→ What to work on
Copy, from the entries below, each line where the word "name" can be found.
[Start of Attachment]
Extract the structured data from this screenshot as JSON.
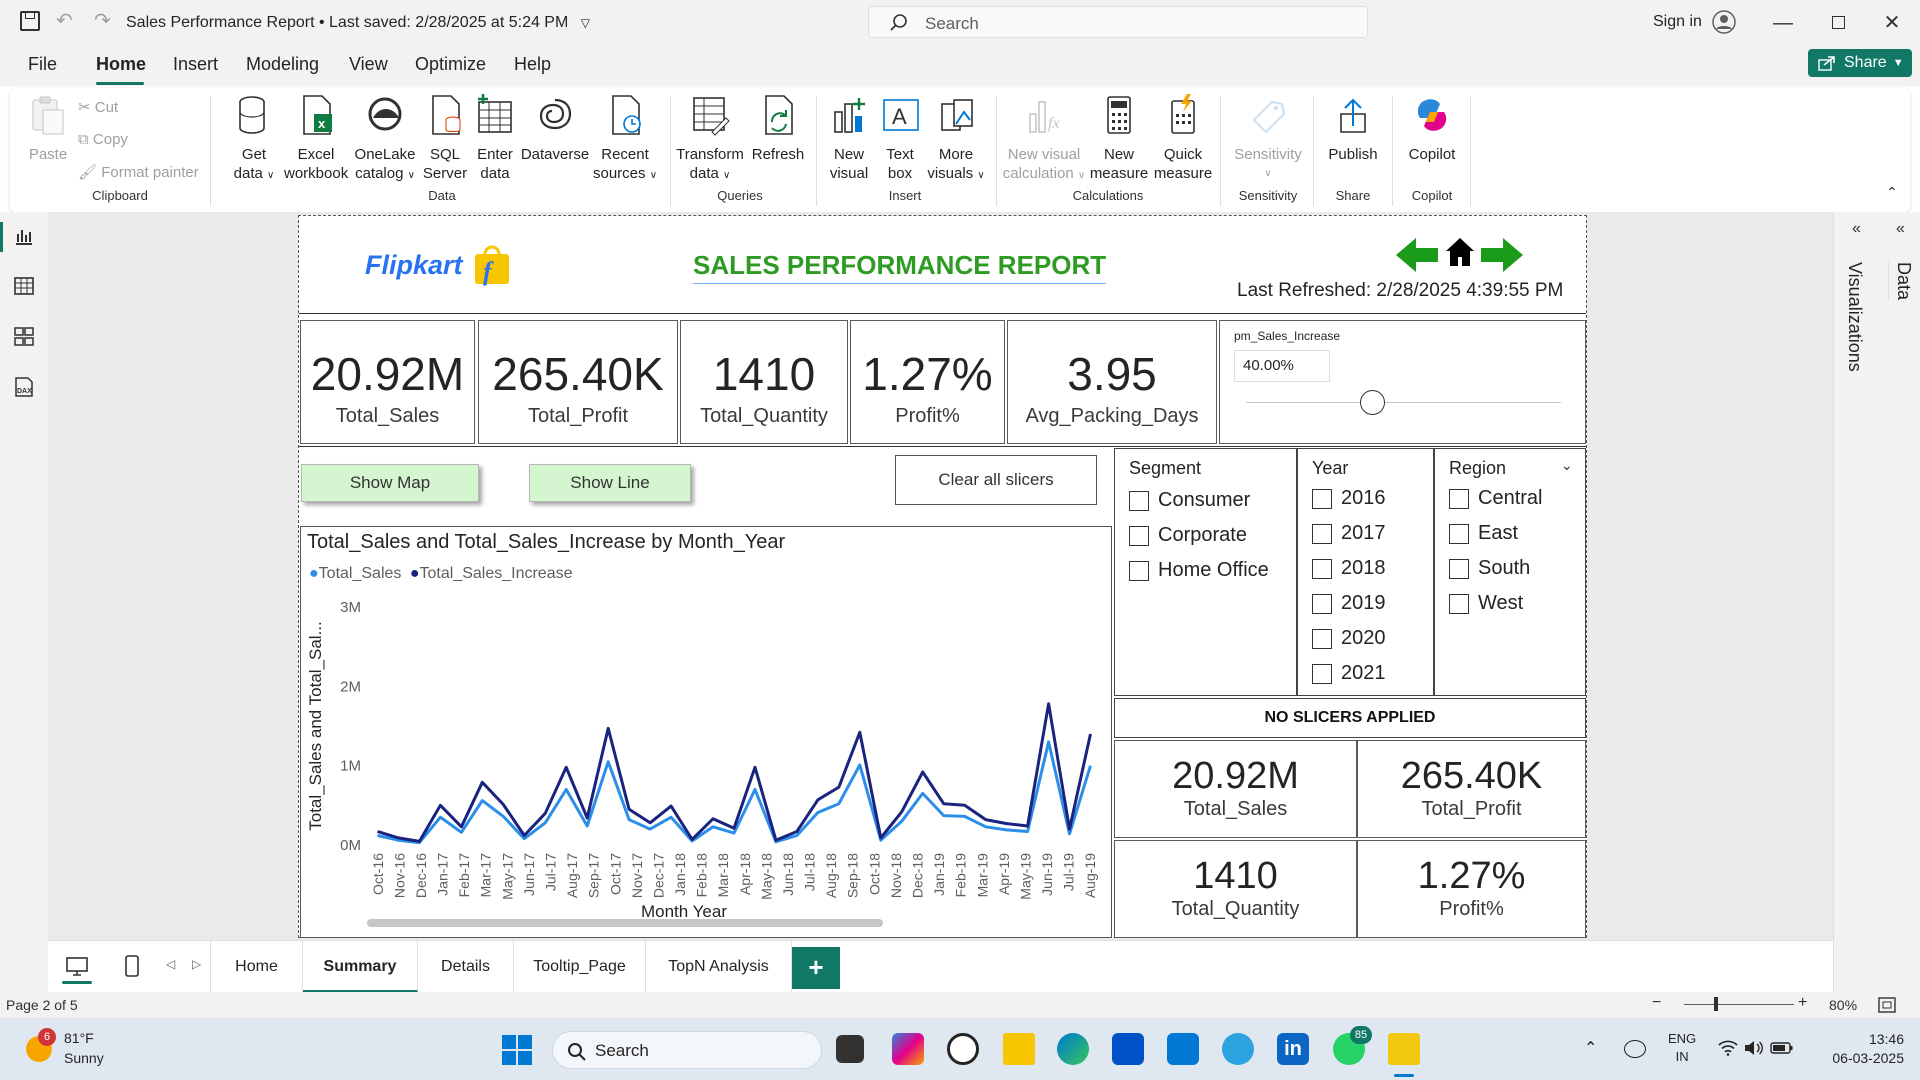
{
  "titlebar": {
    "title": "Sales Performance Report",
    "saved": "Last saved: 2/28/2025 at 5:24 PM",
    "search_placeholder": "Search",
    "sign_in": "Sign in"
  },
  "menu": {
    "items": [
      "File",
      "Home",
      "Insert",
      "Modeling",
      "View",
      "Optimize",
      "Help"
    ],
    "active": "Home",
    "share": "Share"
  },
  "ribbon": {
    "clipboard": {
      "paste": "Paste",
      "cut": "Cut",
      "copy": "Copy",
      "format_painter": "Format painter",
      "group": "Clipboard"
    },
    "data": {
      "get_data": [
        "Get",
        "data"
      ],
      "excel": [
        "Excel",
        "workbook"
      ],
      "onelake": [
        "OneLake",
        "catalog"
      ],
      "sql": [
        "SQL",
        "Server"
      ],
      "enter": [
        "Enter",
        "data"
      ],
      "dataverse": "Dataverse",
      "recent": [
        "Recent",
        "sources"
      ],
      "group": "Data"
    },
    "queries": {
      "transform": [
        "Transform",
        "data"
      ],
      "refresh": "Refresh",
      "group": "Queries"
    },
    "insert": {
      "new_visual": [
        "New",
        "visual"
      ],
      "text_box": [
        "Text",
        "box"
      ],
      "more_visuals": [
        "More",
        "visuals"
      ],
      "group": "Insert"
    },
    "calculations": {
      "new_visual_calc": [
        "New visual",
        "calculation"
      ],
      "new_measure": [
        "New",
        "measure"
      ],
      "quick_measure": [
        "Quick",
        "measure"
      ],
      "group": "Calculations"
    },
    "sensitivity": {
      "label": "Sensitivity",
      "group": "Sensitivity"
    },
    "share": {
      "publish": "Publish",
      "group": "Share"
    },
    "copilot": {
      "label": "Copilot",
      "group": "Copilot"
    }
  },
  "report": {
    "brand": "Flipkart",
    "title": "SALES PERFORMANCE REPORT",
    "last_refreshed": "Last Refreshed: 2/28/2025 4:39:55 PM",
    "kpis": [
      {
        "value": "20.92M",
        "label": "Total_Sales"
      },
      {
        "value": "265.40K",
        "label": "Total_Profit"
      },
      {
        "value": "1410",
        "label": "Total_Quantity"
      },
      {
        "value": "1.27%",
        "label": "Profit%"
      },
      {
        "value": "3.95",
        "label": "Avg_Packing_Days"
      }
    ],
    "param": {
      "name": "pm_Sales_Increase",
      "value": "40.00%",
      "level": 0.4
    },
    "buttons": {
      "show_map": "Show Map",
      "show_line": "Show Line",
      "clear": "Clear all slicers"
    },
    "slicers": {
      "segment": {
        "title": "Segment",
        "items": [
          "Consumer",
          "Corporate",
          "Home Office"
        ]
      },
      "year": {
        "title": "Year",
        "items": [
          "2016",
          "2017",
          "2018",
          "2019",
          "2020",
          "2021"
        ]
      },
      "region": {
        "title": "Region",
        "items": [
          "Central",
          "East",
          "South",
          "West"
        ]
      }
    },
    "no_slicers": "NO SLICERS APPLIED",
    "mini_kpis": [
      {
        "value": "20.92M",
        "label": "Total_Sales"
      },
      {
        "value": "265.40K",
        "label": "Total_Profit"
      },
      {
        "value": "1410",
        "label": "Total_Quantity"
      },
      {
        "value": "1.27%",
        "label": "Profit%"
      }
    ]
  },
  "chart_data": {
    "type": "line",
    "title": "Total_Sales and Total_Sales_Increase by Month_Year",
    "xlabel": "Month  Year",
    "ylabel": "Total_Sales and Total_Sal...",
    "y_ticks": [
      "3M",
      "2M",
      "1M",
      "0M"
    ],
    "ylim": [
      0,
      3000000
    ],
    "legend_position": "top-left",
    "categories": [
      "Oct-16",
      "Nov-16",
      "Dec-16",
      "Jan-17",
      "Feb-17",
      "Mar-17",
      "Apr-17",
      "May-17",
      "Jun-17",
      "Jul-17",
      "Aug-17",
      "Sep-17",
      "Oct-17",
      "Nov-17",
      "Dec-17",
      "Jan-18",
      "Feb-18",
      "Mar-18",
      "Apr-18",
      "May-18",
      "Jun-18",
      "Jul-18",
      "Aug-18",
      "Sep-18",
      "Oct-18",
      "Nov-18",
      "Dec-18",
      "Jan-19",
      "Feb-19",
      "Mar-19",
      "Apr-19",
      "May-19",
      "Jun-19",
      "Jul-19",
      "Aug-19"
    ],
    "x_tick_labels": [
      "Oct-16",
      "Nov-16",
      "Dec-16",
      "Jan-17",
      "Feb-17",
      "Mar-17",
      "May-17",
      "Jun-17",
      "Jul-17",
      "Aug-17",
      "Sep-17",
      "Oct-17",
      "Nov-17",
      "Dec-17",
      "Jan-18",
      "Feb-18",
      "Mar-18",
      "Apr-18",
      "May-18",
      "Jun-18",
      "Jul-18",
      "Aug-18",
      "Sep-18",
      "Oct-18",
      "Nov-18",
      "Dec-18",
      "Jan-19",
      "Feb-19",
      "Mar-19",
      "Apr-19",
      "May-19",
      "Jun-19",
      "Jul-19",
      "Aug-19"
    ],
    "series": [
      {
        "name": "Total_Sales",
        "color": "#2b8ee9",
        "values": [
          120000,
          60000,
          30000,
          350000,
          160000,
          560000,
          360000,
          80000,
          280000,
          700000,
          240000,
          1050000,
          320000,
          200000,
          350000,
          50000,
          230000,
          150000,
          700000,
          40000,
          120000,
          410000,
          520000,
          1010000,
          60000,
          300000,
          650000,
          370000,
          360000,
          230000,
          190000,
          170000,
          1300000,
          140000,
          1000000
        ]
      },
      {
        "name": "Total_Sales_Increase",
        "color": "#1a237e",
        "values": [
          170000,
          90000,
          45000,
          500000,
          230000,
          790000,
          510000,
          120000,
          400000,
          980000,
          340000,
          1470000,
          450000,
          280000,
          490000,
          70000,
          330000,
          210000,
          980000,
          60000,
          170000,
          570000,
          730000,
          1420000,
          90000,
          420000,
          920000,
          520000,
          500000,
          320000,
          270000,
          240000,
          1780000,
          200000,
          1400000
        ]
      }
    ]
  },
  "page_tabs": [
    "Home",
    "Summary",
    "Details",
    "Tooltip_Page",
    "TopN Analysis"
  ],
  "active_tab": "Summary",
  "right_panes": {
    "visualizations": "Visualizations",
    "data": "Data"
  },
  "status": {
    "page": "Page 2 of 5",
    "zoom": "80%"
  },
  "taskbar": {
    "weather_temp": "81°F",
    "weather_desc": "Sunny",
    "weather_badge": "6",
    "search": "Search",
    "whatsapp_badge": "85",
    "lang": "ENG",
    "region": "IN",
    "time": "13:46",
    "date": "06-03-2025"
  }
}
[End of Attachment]
→ Exercise response
      "name": "pm_Sales_Increase",
        "name": "Total_Sales",
        "name": "Total_Sales_Increase",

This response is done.